Earth Week Guest Post: Nature Provides Lessons on How to Collaborate for a Sustainable Future
The effects of human-caused climate change are both predictable and unknown, but we do know that healthy ecosystems are more resilient to these effects. As individuals, we have an ethical responsibility to incrementally shift our behaviors to support ecosystem health; however, no one person can do this alone. In fact, we have to re-imagine and manage partnerships between institutions to support a shift towards a sustainable future.
When you look at a particular flower, you can only observe it for that particular moment in time, but you can never see the entirety of the plant during its whole lifecycle. The only time you can see the whole plant is in the imagination. Under proper conditions, a seed will sprout, flower, go to seed and spread.
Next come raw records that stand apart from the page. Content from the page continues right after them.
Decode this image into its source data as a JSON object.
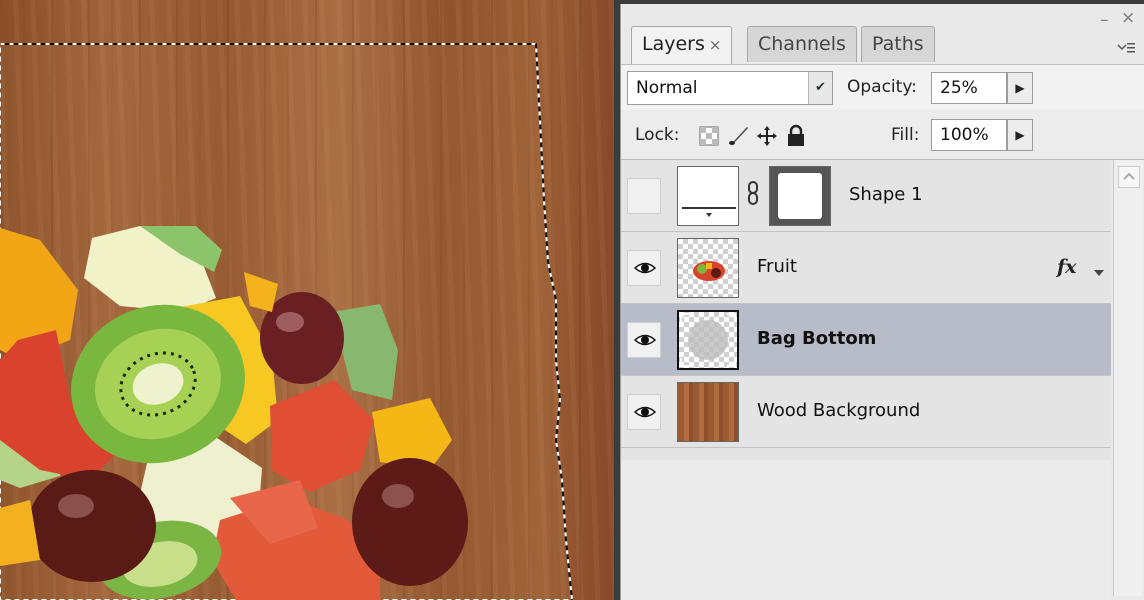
{
  "tabs": [
    {
      "label": "Layers",
      "close": "×",
      "active": true
    },
    {
      "label": "Channels",
      "active": false
    },
    {
      "label": "Paths",
      "active": false
    }
  ],
  "window_controls": {
    "minimize": "–",
    "close": "×"
  },
  "panel_menu_icon": "panel-menu-icon",
  "blend_mode": {
    "value": "Normal"
  },
  "opacity": {
    "label": "Opacity:",
    "value": "25%"
  },
  "lock": {
    "label": "Lock:",
    "icons": [
      "lock-transparent-icon",
      "lock-brush-icon",
      "lock-move-icon",
      "lock-all-icon"
    ]
  },
  "fill": {
    "label": "Fill:",
    "value": "100%"
  },
  "layers": [
    {
      "name": "Shape 1",
      "visible": false,
      "selected": false,
      "linked_mask": true,
      "fx": false
    },
    {
      "name": "Fruit",
      "visible": true,
      "selected": false,
      "linked_mask": false,
      "fx": true
    },
    {
      "name": "Bag Bottom",
      "visible": true,
      "selected": true,
      "linked_mask": false,
      "fx": false
    },
    {
      "name": "Wood Background",
      "visible": true,
      "selected": false,
      "linked_mask": false,
      "fx": false
    }
  ],
  "fx_label": "fx",
  "colors": {
    "highlight_ring": "#e9d463",
    "selected_row": "#b8bcc9",
    "wood": "#9a5a32"
  }
}
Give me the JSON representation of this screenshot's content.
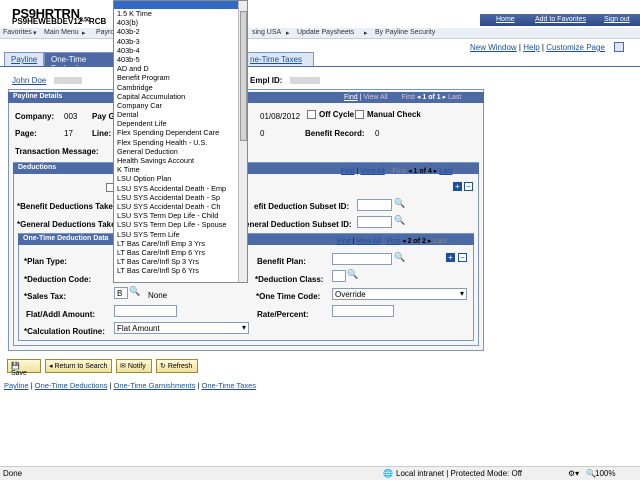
{
  "header": {
    "product_line1": "PS9HRTRN",
    "product_version": "8.50",
    "product_line2": "PS9HEWEBDEV12",
    "product_suffix": "RCB",
    "links": [
      "Home",
      "Add to Favorites",
      "Sign out"
    ]
  },
  "nav": {
    "items": [
      "Favorites",
      "Main Menu",
      "Payro",
      "sing USA",
      "Update Paysheets",
      "By Payline Security"
    ],
    "separators": "▾"
  },
  "right_links": {
    "new_window": "New Window",
    "help": "Help",
    "customize": "Customize Page"
  },
  "tabs": [
    "Payline",
    "One-Time Deductio",
    "ne-Time Taxes"
  ],
  "employee": {
    "name_link": "John Doe",
    "empl_id_label": "Empl ID:"
  },
  "payline_details": {
    "title": "Payline Details",
    "nav_find": "Find",
    "nav_viewall": "View All",
    "nav_first": "First",
    "nav_count": "1 of 1",
    "nav_last": "Last",
    "company_label": "Company:",
    "company_value": "003",
    "pay_group_label": "Pay G",
    "date_value": "01/08/2012",
    "off_cycle_label": "Off Cycle",
    "manual_check_label": "Manual Check",
    "page_label": "Page:",
    "page_value": "17",
    "line_label": "Line:",
    "line_value": "0",
    "benefit_record_label": "Benefit Record:",
    "benefit_record_value": "0",
    "transaction_label": "Transaction Message:"
  },
  "deductions": {
    "title": "Deductions",
    "nav_find": "Find",
    "nav_viewall": "View All",
    "nav_first": "First",
    "nav_count": "1 of 4",
    "nav_last": "Last",
    "benefit_taken_label": "*Benefit Deductions Taken:",
    "general_taken_label": "*General Deductions Taken",
    "benefit_subset_label": "efit Deduction Subset ID:",
    "general_subset_label": "eneral Deduction Subset ID:"
  },
  "one_time": {
    "title": "One-Time Deduction Data",
    "nav_find": "Find",
    "nav_viewall": "View All",
    "nav_first": "First",
    "nav_count": "2 of 2",
    "nav_last": "Last",
    "plan_type_label": "*Plan Type:",
    "benefit_plan_label": "Benefit Plan:",
    "deduction_code_label": "*Deduction Code:",
    "deduction_class_label": "*Deduction Class:",
    "sales_tax_label": "*Sales Tax:",
    "sales_tax_value": "B",
    "sales_tax_desc": "None",
    "one_time_code_label": "*One Time Code:",
    "one_time_code_value": "Override",
    "flat_addl_label": "Flat/Addl Amount:",
    "rate_label": "Rate/Percent:",
    "calc_routine_label": "*Calculation Routine:",
    "calc_routine_value": "Flat Amount"
  },
  "buttons": {
    "save": "Save",
    "return": "Return to Search",
    "notify": "Notify",
    "refresh": "Refresh"
  },
  "footer_links": [
    "Payline",
    "One-Time Deductions",
    "One-Time Garnishments",
    "One-Time Taxes"
  ],
  "dropdown_options": [
    "",
    "1.5 K Time",
    "403(b)",
    "403b-2",
    "403b-3",
    "403b-4",
    "403b-5",
    "AD and D",
    "Benefit Program",
    "Cambridge",
    "Capital Accumulation",
    "Company Car",
    "Dental",
    "Dependent Life",
    "Flex Spending Dependent Care",
    "Flex Spending Health - U.S.",
    "General Deduction",
    "Health Savings Account",
    "K Time",
    "LSU Option Plan",
    "LSU SYS Accidental Death - Emp",
    "LSU SYS Accidental Death - Sp",
    "LSU SYS Accidental Death - Ch",
    "LSU SYS Term Dep Life - Child",
    "LSU SYS Term Dep Life - Spouse",
    "LSU SYS Term Life",
    "LT Bas Care/Infl Emp 3 Yrs",
    "LT Bas Care/Infl Emp 6 Yrs",
    "LT Bas Care/Infl Sp 3 Yrs",
    "LT Bas Care/Infl Sp 6 Yrs"
  ],
  "statusbar": {
    "left": "Done",
    "zone": "Local intranet | Protected Mode: Off",
    "zoom": "100%"
  }
}
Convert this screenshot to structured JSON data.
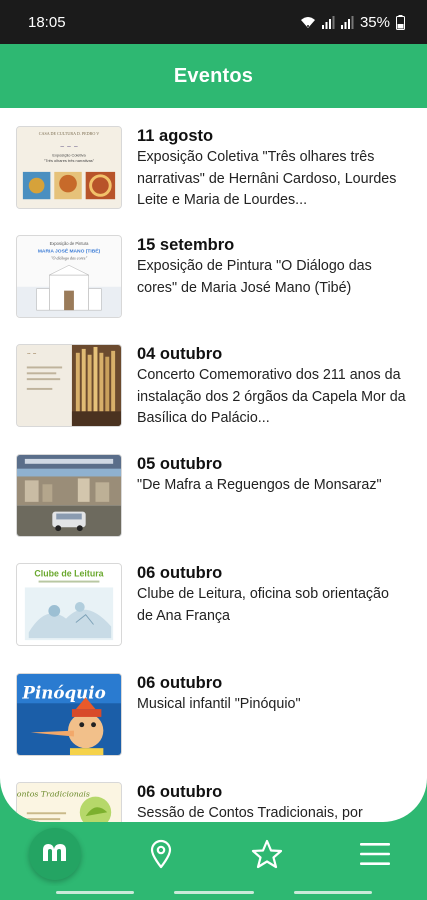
{
  "status_bar": {
    "time": "18:05",
    "battery": "35%",
    "icons": [
      "wifi-icon",
      "signal-icon",
      "signal-icon",
      "battery-icon"
    ]
  },
  "header": {
    "title": "Eventos"
  },
  "events": [
    {
      "date": "11 agosto",
      "description": "Exposição Coletiva \"Três olhares três narrativas\" de Hernâni Cardoso, Lourdes Leite e Maria de Lourdes..."
    },
    {
      "date": "15 setembro",
      "description": "Exposição de Pintura \"O Diálogo das cores\" de Maria José Mano (Tibé)"
    },
    {
      "date": "04 outubro",
      "description": "Concerto Comemorativo dos 211 anos da instalação dos 2 órgãos da Capela Mor da Basílica do Palácio..."
    },
    {
      "date": "05 outubro",
      "description": "\"De Mafra a Reguengos de Monsaraz\""
    },
    {
      "date": "06 outubro",
      "description": "Clube de Leitura, oficina sob orientação de Ana França"
    },
    {
      "date": "06 outubro",
      "description": "Musical infantil \"Pinóquio\""
    },
    {
      "date": "06 outubro",
      "description": "Sessão de Contos Tradicionais, por"
    }
  ],
  "thumbnails": {
    "event_1": {
      "lines": [
        "CASA DE CULTURA D. PEDRO V",
        "Exposição Coletiva",
        "\"Três olhares três narrativas\""
      ]
    },
    "event_2": {
      "lines": [
        "Exposição de Pintura",
        "MARIA JOSÉ MANO (TIBÉ)",
        "\"O diálogo das cores\""
      ]
    },
    "event_5": {
      "title": "Clube de Leitura"
    },
    "event_6": {
      "title": "Pinóquio"
    },
    "event_7": {
      "title": "Contos Tradicionais"
    }
  },
  "nav": {
    "items": [
      "home-logo-icon",
      "map-pin-icon",
      "star-icon",
      "menu-icon"
    ]
  },
  "colors": {
    "primary": "#2eb872",
    "primary_dark": "#24a463",
    "status_bar": "#1b1b1b",
    "text": "#222222"
  }
}
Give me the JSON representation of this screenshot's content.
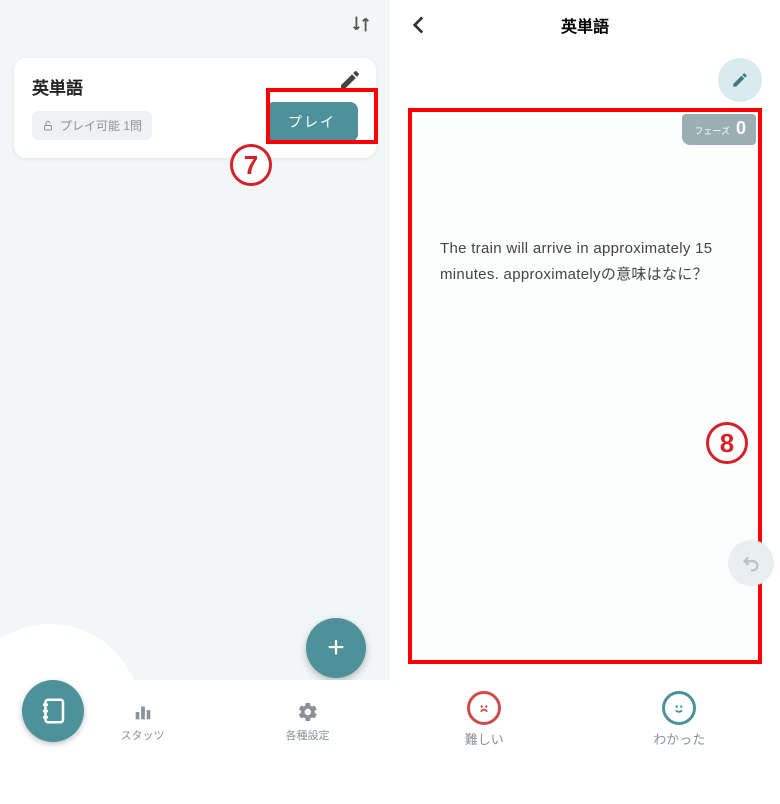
{
  "left": {
    "deck": {
      "title": "英単語",
      "badge": "プレイ可能 1問",
      "play_label": "プレイ"
    },
    "nav": {
      "stats": "スタッツ",
      "settings": "各種設定"
    },
    "callout": "7"
  },
  "right": {
    "title": "英単語",
    "phase_label": "フェーズ",
    "phase_value": "0",
    "question": "The train will arrive in approximately 15 minutes. approximatelyの意味はなに？",
    "answers": {
      "hard": "難しい",
      "ok": "わかった"
    },
    "callout": "8"
  }
}
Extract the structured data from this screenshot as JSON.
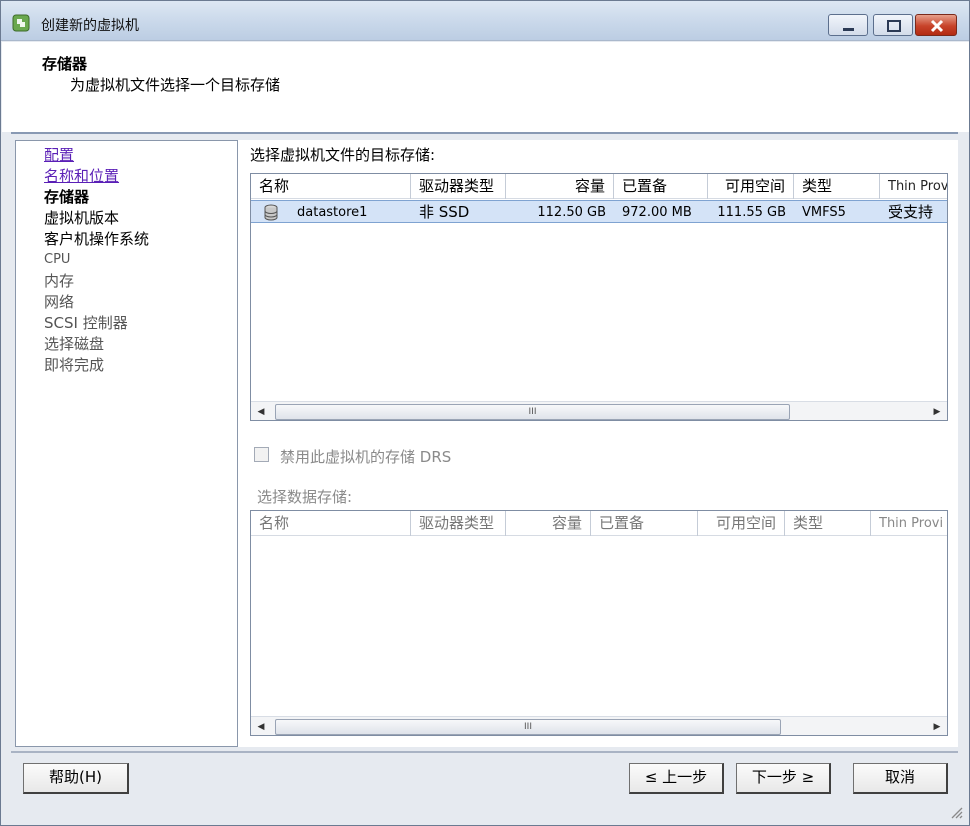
{
  "window": {
    "title": "创建新的虚拟机"
  },
  "header": {
    "title": "存储器",
    "subtitle": "为虚拟机文件选择一个目标存储"
  },
  "nav": {
    "items": [
      {
        "label": "配置",
        "state": "link"
      },
      {
        "label": "名称和位置",
        "state": "link"
      },
      {
        "label": "存储器",
        "state": "current"
      },
      {
        "label": "虚拟机版本",
        "state": "pending"
      },
      {
        "label": "客户机操作系统",
        "state": "pending"
      },
      {
        "label": "CPU",
        "state": "pending"
      },
      {
        "label": "内存",
        "state": "pending"
      },
      {
        "label": "网络",
        "state": "pending"
      },
      {
        "label": "SCSI 控制器",
        "state": "pending"
      },
      {
        "label": "选择磁盘",
        "state": "pending"
      },
      {
        "label": "即将完成",
        "state": "pending"
      }
    ]
  },
  "target_storage": {
    "label": "选择虚拟机文件的目标存储:",
    "columns": [
      "名称",
      "驱动器类型",
      "容量",
      "已置备",
      "可用空间",
      "类型",
      "Thin Prov"
    ],
    "rows": [
      {
        "icon": "datastore-icon",
        "name": "datastore1",
        "drive_type": "非 SSD",
        "capacity": "112.50 GB",
        "provisioned": "972.00 MB",
        "free": "111.55 GB",
        "type": "VMFS5",
        "thin": "受支持",
        "selected": true
      }
    ]
  },
  "drs": {
    "label": "禁用此虚拟机的存储 DRS",
    "checked": false,
    "enabled": false
  },
  "data_storage": {
    "label": "选择数据存储:",
    "columns": [
      "名称",
      "驱动器类型",
      "容量",
      "已置备",
      "可用空间",
      "类型",
      "Thin Provi"
    ],
    "rows": []
  },
  "scroll_thumb_grip": "III",
  "buttons": {
    "help": "帮助(H)",
    "prev": "≤ 上一步",
    "next": "下一步 ≥",
    "cancel": "取消"
  }
}
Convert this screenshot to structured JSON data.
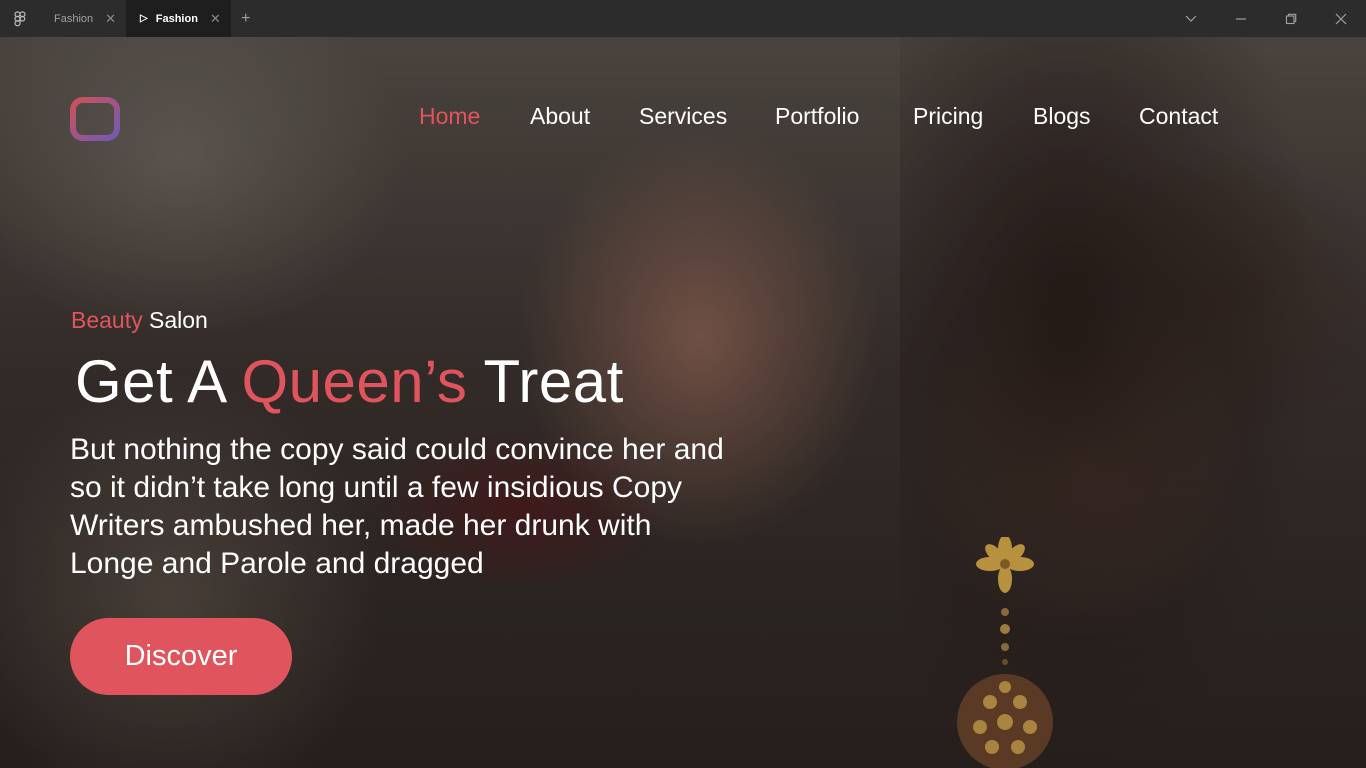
{
  "window": {
    "tabs": [
      {
        "label": "Fashion",
        "active": false
      },
      {
        "label": "Fashion",
        "active": true
      }
    ],
    "new_tab": "+",
    "close_glyph": "✕"
  },
  "site": {
    "nav": [
      "Home",
      "About",
      "Services",
      "Portfolio",
      "Pricing",
      "Blogs",
      "Contact"
    ],
    "active_nav": "Home",
    "kicker_accent": "Beauty",
    "kicker_rest": "Salon",
    "headline_start": "Get A",
    "headline_accent": "Queen’s",
    "headline_end": "Treat",
    "body": "But nothing the copy said could convince her and so it didn’t take long until a few insidious Copy Writers ambushed her, made her drunk with Longe and Parole and dragged",
    "cta": "Discover"
  },
  "colors": {
    "accent": "#e0555d",
    "text": "#ffffff",
    "titlebar": "#2c2c2c"
  },
  "icons": [
    "figma-icon",
    "play-icon",
    "close-icon",
    "plus-icon",
    "chevron-down-icon",
    "minimize-icon",
    "restore-icon",
    "window-close-icon",
    "logo-icon"
  ]
}
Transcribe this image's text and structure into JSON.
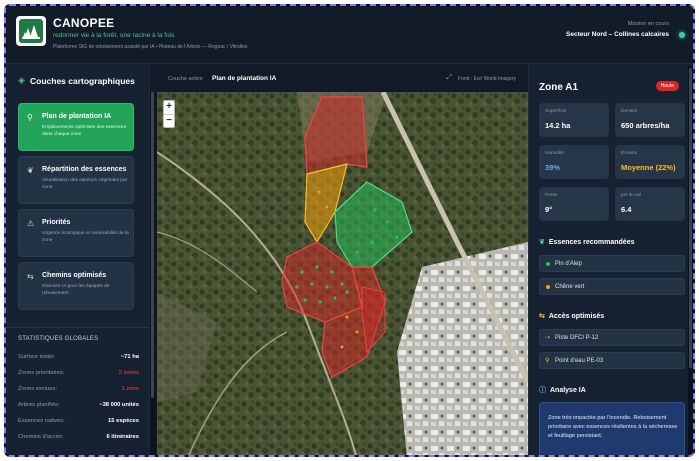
{
  "header": {
    "app_name": "CANOPEE",
    "tagline": "redonner vie à la forêt, une racine à la fois",
    "subtitle": "Plateforme SIG de reboisement assisté par IA • Plateau de l'Arbois — Rognac / Vitrolles",
    "mission_label": "Mission en cours",
    "mission_value": "Secteur Nord – Collines calcaires",
    "status_color": "#34d399"
  },
  "left_panel": {
    "title": "Couches cartographiques",
    "title_icon": "layers-icon",
    "layers": [
      {
        "name": "Plan de plantation IA",
        "desc": "Emplacements optimisés des essences dans chaque zone",
        "icon": "map-pin-icon",
        "active": true
      },
      {
        "name": "Répartition des essences",
        "desc": "Visualisation des espèces végétales par zone",
        "icon": "leaf-icon",
        "active": false
      },
      {
        "name": "Priorités",
        "desc": "Urgence écologique et vulnérabilité de la zone",
        "icon": "warning-icon",
        "active": false
      },
      {
        "name": "Chemins optimisés",
        "desc": "Itinéraire IA pour les équipes de reboisement",
        "icon": "route-icon",
        "active": false
      }
    ],
    "stats_title": "STATISTIQUES GLOBALES",
    "stats": [
      {
        "label": "Surface totale:",
        "value": "~71 ha",
        "red": false
      },
      {
        "label": "Zones prioritaires:",
        "value": "2 zones",
        "red": true
      },
      {
        "label": "Zones exclues:",
        "value": "1 zone",
        "red": true
      },
      {
        "label": "Arbres planifiés:",
        "value": "~38 000 unités",
        "red": false
      },
      {
        "label": "Essences natives:",
        "value": "15 espèces",
        "red": false
      },
      {
        "label": "Chemins d'accès:",
        "value": "6 itinéraires",
        "red": false
      }
    ]
  },
  "map": {
    "layer_label": "Couche active",
    "layer_value": "Plan de plantation IA",
    "background": "Fond : Esri World Imagery",
    "zoom_in": "+",
    "zoom_out": "−"
  },
  "right_panel": {
    "zone_title": "Zone A1",
    "badge": "Haute",
    "metrics": [
      {
        "label": "Superficie",
        "value": "14.2 ha",
        "color": "white"
      },
      {
        "label": "Densité",
        "value": "650 arbres/ha",
        "color": "white"
      },
      {
        "label": "Humidité",
        "value": "39%",
        "color": "blue"
      },
      {
        "label": "Érosion",
        "value": "Moyenne (22%)",
        "color": "yellow"
      },
      {
        "label": "Pente",
        "value": "9°",
        "color": "white"
      },
      {
        "label": "pH du sol",
        "value": "6.4",
        "color": "white"
      }
    ],
    "species_title": "Essences recommandées",
    "species": [
      {
        "name": "Pin d'Alep",
        "color": "#22c55e"
      },
      {
        "name": "Chêne vert",
        "color": "#f59e0b"
      }
    ],
    "access_title": "Accès optimisés",
    "access": [
      {
        "name": "Piste DFCI P-12"
      },
      {
        "name": "Point d'eau PE-03"
      }
    ],
    "analysis_title": "Analyse IA",
    "analysis_text": "Zone très impactée par l'incendie. Reboisement prioritaire avec essences résilientes à la sécheresse et feuillage persistant."
  }
}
Partnerships between educational institutions and industry are similar.
Lesson 1: Initiate
Like a sprouting seed, partnerships are the most fragile in the beginning. Set the stage for partners to work together before the first collaborative meeting. Set a tone to focus on continuous engagement using a learning process for co-creating a mutually beneficial vision. No one is an expert; we are all ingredients that need to come together for the blossoming and reproduction of the plant. Each of us has a unique individual contribution to make and participation is flexible based on the needs and skills of the individuals.
Lesson 2: Engage.
Everything is interconnected. Make particular connections visible through the co-creation of a shared vision statement during the initial collaborative planning meeting. Clarify and define a purpose for coming together that supports the interests of everyone. With that vision in mind, use backwards and forwards mapping to plan when each part of the process will occur and what resources each person has to facilitate the implementation of each part of the process. This is a living document and will adapt during implementation. Establish regular check-in dates that work for everyone’s busy schedules.
Lesson 3: Innovate.
Throughout the growth process, a plant provides observable feedback about what it needs. Regularly check in with participants during the implementation of the plan. Focus attention on interpreting the observable data to assess the effectiveness of the strategic plan and adjust it accordingly.
Lesson 4: Celebrate.
Spread the thought seeds of the learned sustainability messages to the larger community, recognize the benefits of partnering, and make the effects of the process visible. This ensures a bonding of the relationship and creates favorable conditions for continuous engagement over a long period of time.
When we look to nature for advice on managing these mutually beneficial partnerships, we can see that nothing occurs in isolation, but only as part of a cyclical interconnected web.
Jennifer Dowd, Ed.S., manages K-12 Education Programs for National Wildlife Federation